Of the billions of people alive today, many have little to no access to the Gospel.
Reaching people in their "heart" language does not happen overnight. Bible translators dedicate their lives to cultivating relationships, understanding people groups and finding the right words of expression. Some see the impact of their work decades later, and some never see its fruition, but there is no doubt that their work is a huge step in fulfilling the Great Commission.
Are you called to a career in Bible translation?
Tyndale University now offers a Concentration in Bible Translation as part of the Bachelor of Arts in the Linguistics program. The concentration specifies three 4000-level LING courses and adds one course in Anthropology and four courses in biblical languages.
“I would say to anyone interested in the area of Bible translation to ‘go for it!’” says Rodney Bartlett (BRE, 1969). “Although it may seem like a daunting task, you are not alone.”

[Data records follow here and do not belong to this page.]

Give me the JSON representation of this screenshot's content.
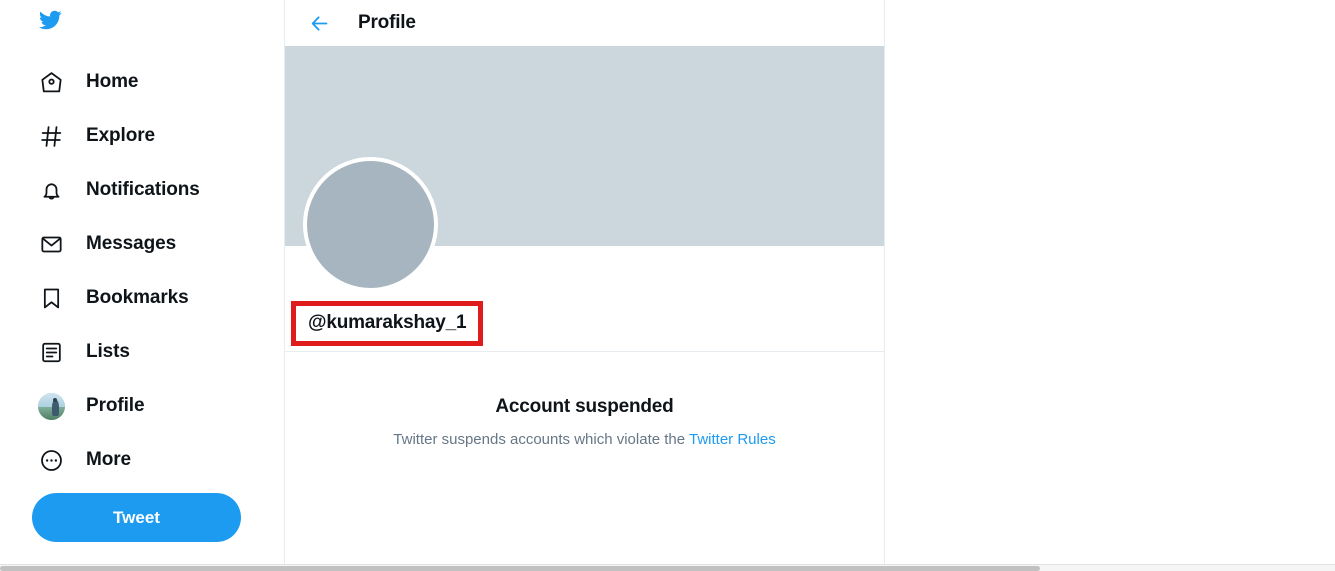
{
  "brand": {
    "logo_icon": "twitter-bird-icon",
    "accent_color": "#1d9bf0"
  },
  "sidebar": {
    "items": [
      {
        "label": "Home",
        "icon": "home-icon"
      },
      {
        "label": "Explore",
        "icon": "hashtag-icon"
      },
      {
        "label": "Notifications",
        "icon": "bell-icon"
      },
      {
        "label": "Messages",
        "icon": "envelope-icon"
      },
      {
        "label": "Bookmarks",
        "icon": "bookmark-icon"
      },
      {
        "label": "Lists",
        "icon": "list-icon"
      },
      {
        "label": "Profile",
        "icon": "user-avatar-photo-icon"
      },
      {
        "label": "More",
        "icon": "more-circle-icon"
      }
    ],
    "tweet_button_label": "Tweet"
  },
  "header": {
    "back_icon": "arrow-left-icon",
    "title": "Profile"
  },
  "profile": {
    "banner_color": "#ccd6dd",
    "avatar_color": "#a6b5bf",
    "handle": "@kumarakshay_1",
    "handle_highlight_color": "#e01b1b"
  },
  "suspended": {
    "title": "Account suspended",
    "description_prefix": "Twitter suspends accounts which violate the ",
    "link_label": "Twitter Rules",
    "link_color": "#1d9bf0",
    "text_color": "#657786"
  }
}
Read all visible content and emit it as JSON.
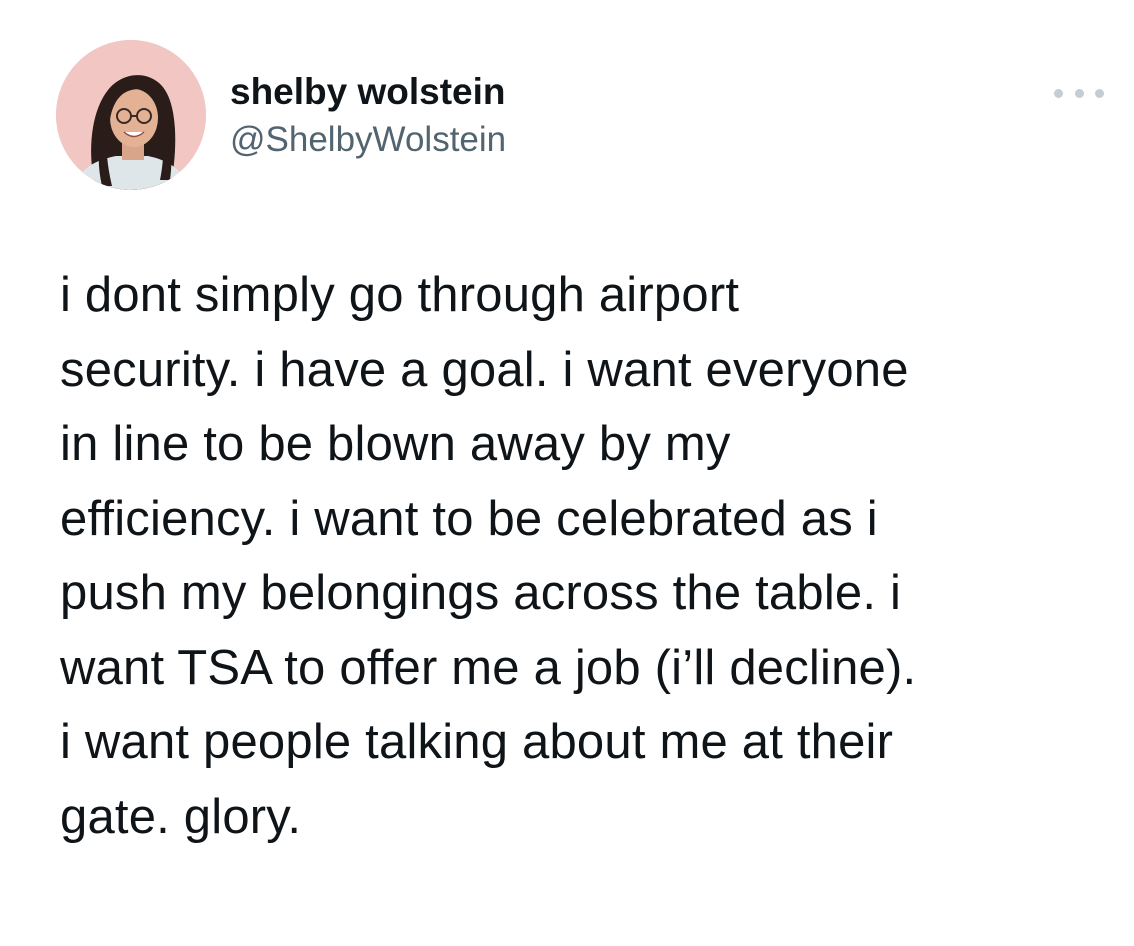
{
  "tweet": {
    "author": {
      "display_name": "shelby wolstein",
      "handle": "@ShelbyWolstein",
      "avatar_icon": "profile-photo"
    },
    "more_icon": "ellipsis-icon",
    "text_lines": [
      "i dont simply go through airport",
      "security. i have a goal. i want everyone",
      "in line to be blown away by my",
      "efficiency. i want to be celebrated as i",
      "push my belongings across the table. i",
      "want TSA to offer me a job (i’ll decline).",
      "i want people talking about me at their",
      "gate. glory."
    ]
  },
  "colors": {
    "text": "#0f1419",
    "secondary": "#536471",
    "avatar_bg": "#f2c6c2",
    "more_dots": "#c4cdd3"
  }
}
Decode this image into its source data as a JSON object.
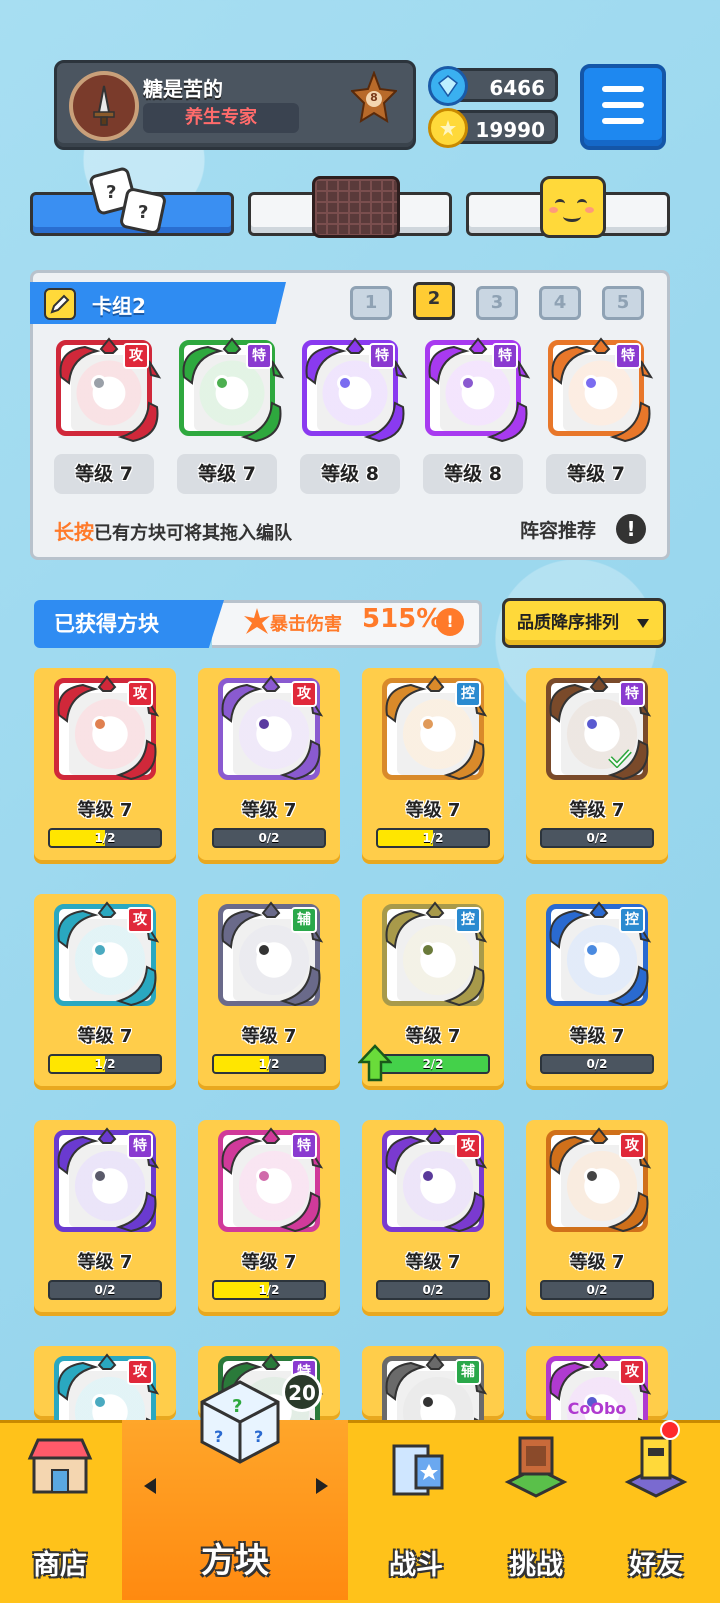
{
  "profile": {
    "name": "糖是苦的",
    "title": "养生专家",
    "rank": "8"
  },
  "currency": {
    "gems": "6466",
    "coins": "19990"
  },
  "deck": {
    "name": "卡组2",
    "numbers": [
      "1",
      "2",
      "3",
      "4",
      "5"
    ],
    "active_index": 1,
    "cards": [
      {
        "tag": "攻",
        "level": "等级 7",
        "color": "#d0283a",
        "dot": "#9aa0a8"
      },
      {
        "tag": "特",
        "level": "等级 7",
        "color": "#2ea83e",
        "dot": "#4caf50"
      },
      {
        "tag": "特",
        "level": "等级 8",
        "color": "#8a3af0",
        "dot": "#7a6cf0"
      },
      {
        "tag": "特",
        "level": "等级 8",
        "color": "#a83af0",
        "dot": "#8a5ad0"
      },
      {
        "tag": "特",
        "level": "等级 7",
        "color": "#e8772a",
        "dot": "#7a6cf0"
      }
    ],
    "hint_strong": "长按",
    "hint_text": "已有方块可将其拖入编队",
    "recommend": "阵容推荐"
  },
  "owned": {
    "label": "已获得方块",
    "crit_label": "暴击伤害",
    "crit_value": "515%",
    "sort": "品质降序排列",
    "cells": [
      {
        "tag": "攻",
        "level": "等级 7",
        "progress": "1/2",
        "ratio": 0.5,
        "color": "#d0283a",
        "dot": "#e08050"
      },
      {
        "tag": "攻",
        "level": "等级 7",
        "progress": "0/2",
        "ratio": 0,
        "color": "#8a5ad0",
        "dot": "#5a3aa0"
      },
      {
        "tag": "控",
        "level": "等级 7",
        "progress": "1/2",
        "ratio": 0.5,
        "color": "#d98a2a",
        "dot": "#e09a5a"
      },
      {
        "tag": "特",
        "level": "等级 7",
        "progress": "0/2",
        "ratio": 0,
        "color": "#7a4a2a",
        "dot": "#5a5ad0",
        "check": true
      },
      {
        "tag": "攻",
        "level": "等级 7",
        "progress": "1/2",
        "ratio": 0.5,
        "color": "#2aa8c0",
        "dot": "#4aaac0"
      },
      {
        "tag": "辅",
        "level": "等级 7",
        "progress": "1/2",
        "ratio": 0.5,
        "color": "#6a6a8a",
        "dot": "#333"
      },
      {
        "tag": "控",
        "level": "等级 7",
        "progress": "2/2",
        "ratio": 1,
        "color": "#a89a4a",
        "dot": "#6a7a3a",
        "upgrade": true
      },
      {
        "tag": "控",
        "level": "等级 7",
        "progress": "0/2",
        "ratio": 0,
        "color": "#2a6ad0",
        "dot": "#4a8ae0"
      },
      {
        "tag": "特",
        "level": "等级 7",
        "progress": "0/2",
        "ratio": 0,
        "color": "#6a3ad0",
        "dot": "#5a5a6a"
      },
      {
        "tag": "特",
        "level": "等级 7",
        "progress": "1/2",
        "ratio": 0.5,
        "color": "#d03a9a",
        "dot": "#d06aaa"
      },
      {
        "tag": "攻",
        "level": "等级 7",
        "progress": "0/2",
        "ratio": 0,
        "color": "#7a3ad0",
        "dot": "#5a3a9a"
      },
      {
        "tag": "攻",
        "level": "等级 7",
        "progress": "0/2",
        "ratio": 0,
        "color": "#d0701a",
        "dot": "#444"
      },
      {
        "tag": "攻",
        "color": "#2aa8c0",
        "dot": "#4aaac0"
      },
      {
        "tag": "特",
        "color": "#2a7a3a",
        "dot": "#444"
      },
      {
        "tag": "辅",
        "color": "#6a6a6a",
        "dot": "#333"
      },
      {
        "tag": "攻",
        "color": "#b03ad0",
        "dot": "#5a5ad0",
        "text": "CoObo"
      }
    ]
  },
  "tag_colors": {
    "攻": "#e0283a",
    "特": "#8a3ad0",
    "控": "#2a8ad0",
    "辅": "#2aa84a"
  },
  "nav": {
    "shop": "商店",
    "blocks": "方块",
    "battle": "战斗",
    "challenge": "挑战",
    "friends": "好友",
    "blocks_badge": "20"
  }
}
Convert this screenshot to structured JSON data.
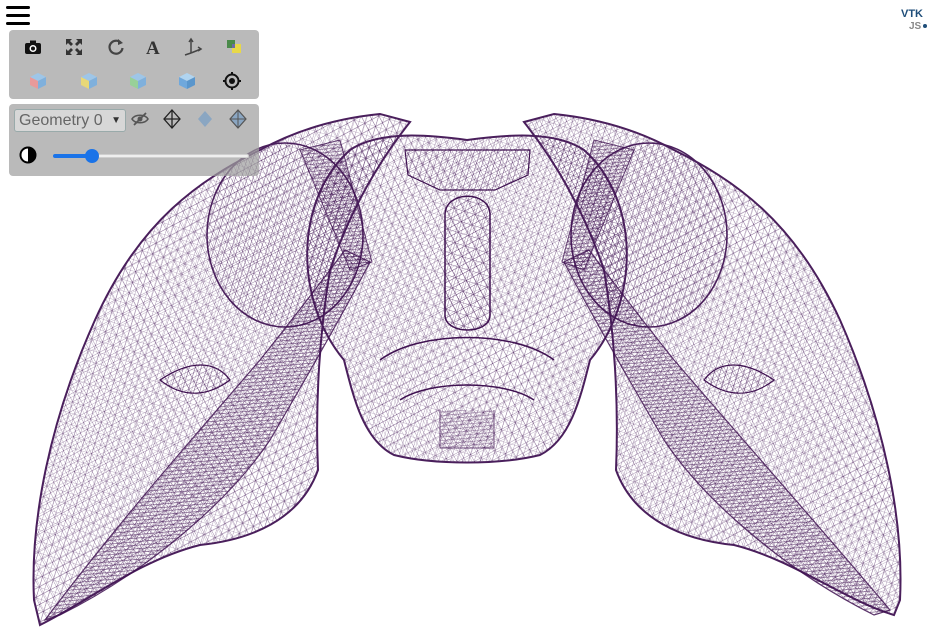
{
  "logo": {
    "line1": "VTK",
    "line2": "JS"
  },
  "toolbar": {
    "row1": [
      {
        "name": "screenshot",
        "icon": "camera-icon"
      },
      {
        "name": "reset-camera",
        "icon": "expand-icon"
      },
      {
        "name": "rotate",
        "icon": "rotate-icon"
      },
      {
        "name": "annotations",
        "icon": "text-icon"
      },
      {
        "name": "orientation-axes",
        "icon": "axes-icon"
      },
      {
        "name": "background",
        "icon": "color-palette-icon"
      }
    ],
    "row2": [
      {
        "name": "view-x",
        "icon": "cube-red-icon"
      },
      {
        "name": "view-y",
        "icon": "cube-yellow-icon"
      },
      {
        "name": "view-z",
        "icon": "cube-green-icon"
      },
      {
        "name": "view-iso",
        "icon": "cube-blue-icon"
      },
      {
        "name": "center-focus",
        "icon": "target-icon"
      }
    ]
  },
  "geometry": {
    "selected": "Geometry 0",
    "opacity": 0.2
  },
  "mesh": {
    "color": "#4a1f5c"
  }
}
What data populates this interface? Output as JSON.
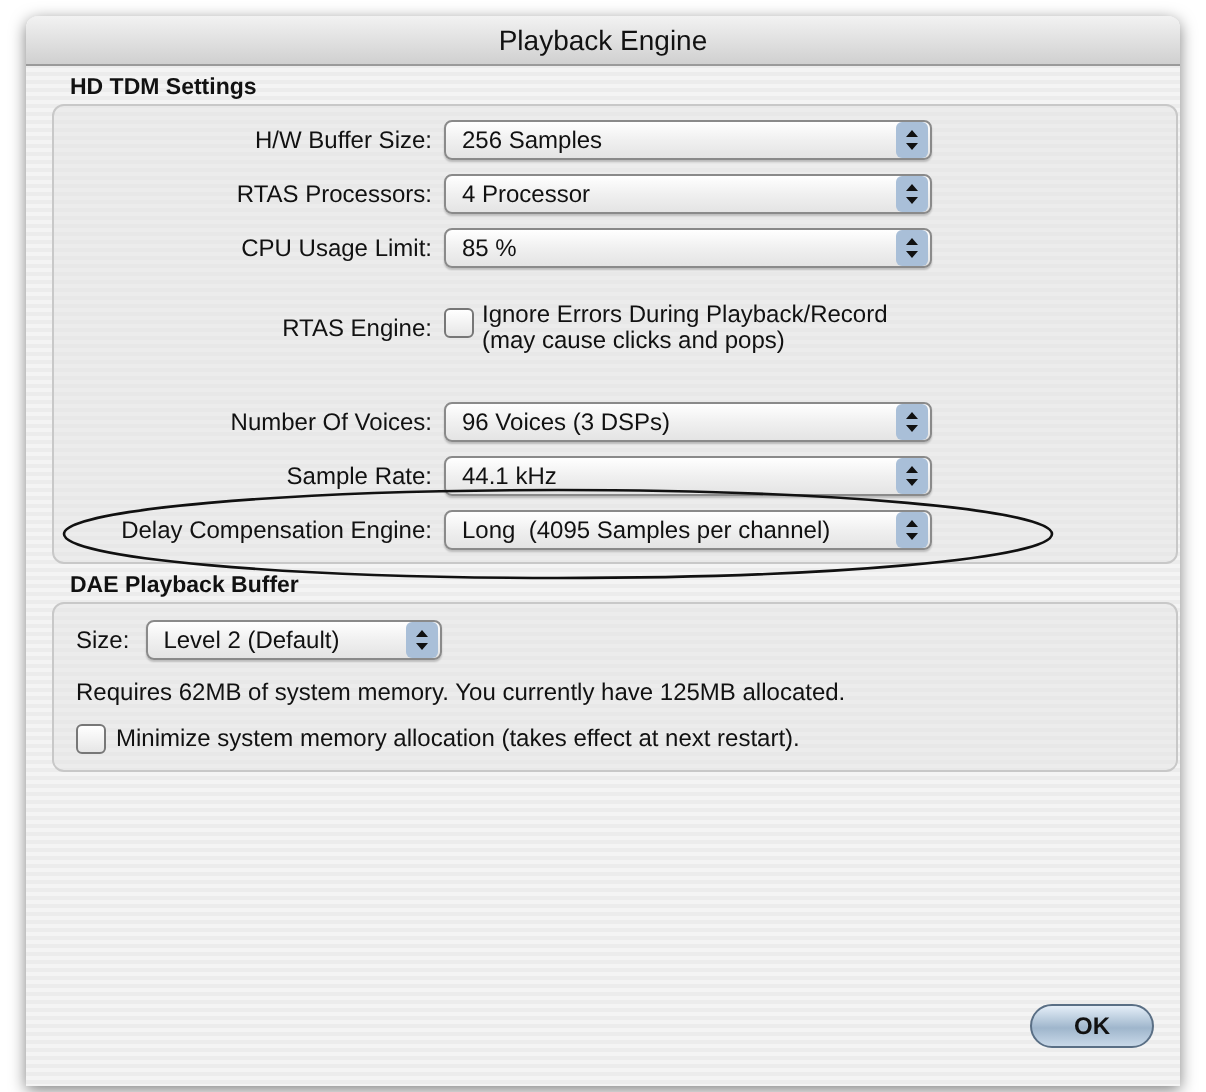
{
  "window": {
    "title": "Playback Engine"
  },
  "hd_tdm_settings": {
    "title": "HD TDM Settings",
    "rows": [
      {
        "kind": "select",
        "label": "H/W Buffer Size:",
        "value": "256 Samples"
      },
      {
        "kind": "select",
        "label": "RTAS Processors:",
        "value": "4 Processor"
      },
      {
        "kind": "select",
        "label": "CPU Usage Limit:",
        "value": "85 %"
      },
      {
        "kind": "checkbox",
        "label": "RTAS Engine:",
        "text": "Ignore Errors During Playback/Record (may cause clicks and pops)",
        "checked": false
      },
      {
        "kind": "select",
        "label": "Number Of Voices:",
        "value": "96 Voices (3 DSPs)"
      },
      {
        "kind": "select",
        "label": "Sample Rate:",
        "value": "44.1 kHz"
      },
      {
        "kind": "select",
        "label": "Delay Compensation Engine:",
        "value": "Long  (4095 Samples per channel)",
        "circled": true
      }
    ]
  },
  "dae_playback_buffer": {
    "title": "DAE Playback Buffer",
    "size_label": "Size:",
    "size_value": "Level 2 (Default)",
    "info": "Requires 62MB of system memory. You currently have 125MB allocated.",
    "minimize": {
      "text": "Minimize system memory allocation (takes effect at next restart).",
      "checked": false
    }
  },
  "buttons": [
    {
      "label": "OK"
    }
  ]
}
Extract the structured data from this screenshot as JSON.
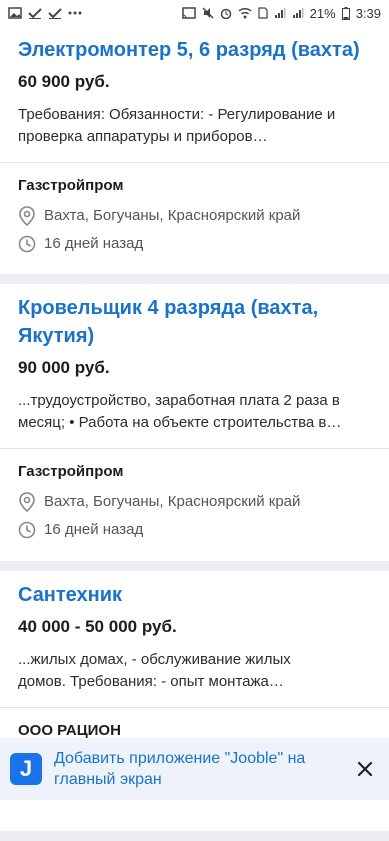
{
  "status_bar": {
    "battery": "21%",
    "time": "3:39",
    "left_icons": [
      "image-icon",
      "check-icon",
      "check-icon",
      "more-dots-icon"
    ],
    "right_icons": [
      "cast-icon",
      "mute-icon",
      "alarm-icon",
      "wifi-icon",
      "sim-icon",
      "signal-icon",
      "signal-icon"
    ]
  },
  "jobs": [
    {
      "title": "Электромонтер 5, 6 разряд (вахта)",
      "salary": "60 900 руб.",
      "description_lines": [
        "Требования: Обязанности: - Регулирование и",
        "проверка аппаратуры и приборов…"
      ],
      "company": "Газстройпром",
      "location": "Вахта, Богучаны, Красноярский край",
      "posted": "16 дней назад"
    },
    {
      "title_lines": [
        "Кровельщик 4 разряда (вахта,",
        "Якутия)"
      ],
      "salary": "90 000 руб.",
      "description_lines": [
        "...трудоустройство, заработная плата 2 раза в",
        "месяц; • Работа на объекте строительства в…"
      ],
      "company": "Газстройпром",
      "location": "Вахта, Богучаны, Красноярский край",
      "posted": "16 дней назад"
    },
    {
      "title": "Сантехник",
      "salary": "40 000 - 50 000 руб.",
      "description_lines": [
        "...жилых домах, - обслуживание жилых",
        "домов. Требования: - опыт монтажа…"
      ],
      "company": "ООО РАЦИОН"
    }
  ],
  "banner": {
    "icon_letter": "J",
    "text_lines": [
      "Добавить приложение \"Jooble\" на",
      "главный экран"
    ]
  }
}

Over their 50 years of service in the work of Bible translation, Rodney and his wife Liesel produced approximately 40 titles of all types of literature, developed a Cree literacy program for the school board and equipped staff with literacy skills and linguistics. They also translated the New Testament in the Southern dialect of the James Bay Cree and developed a Cree literacy program for the school board.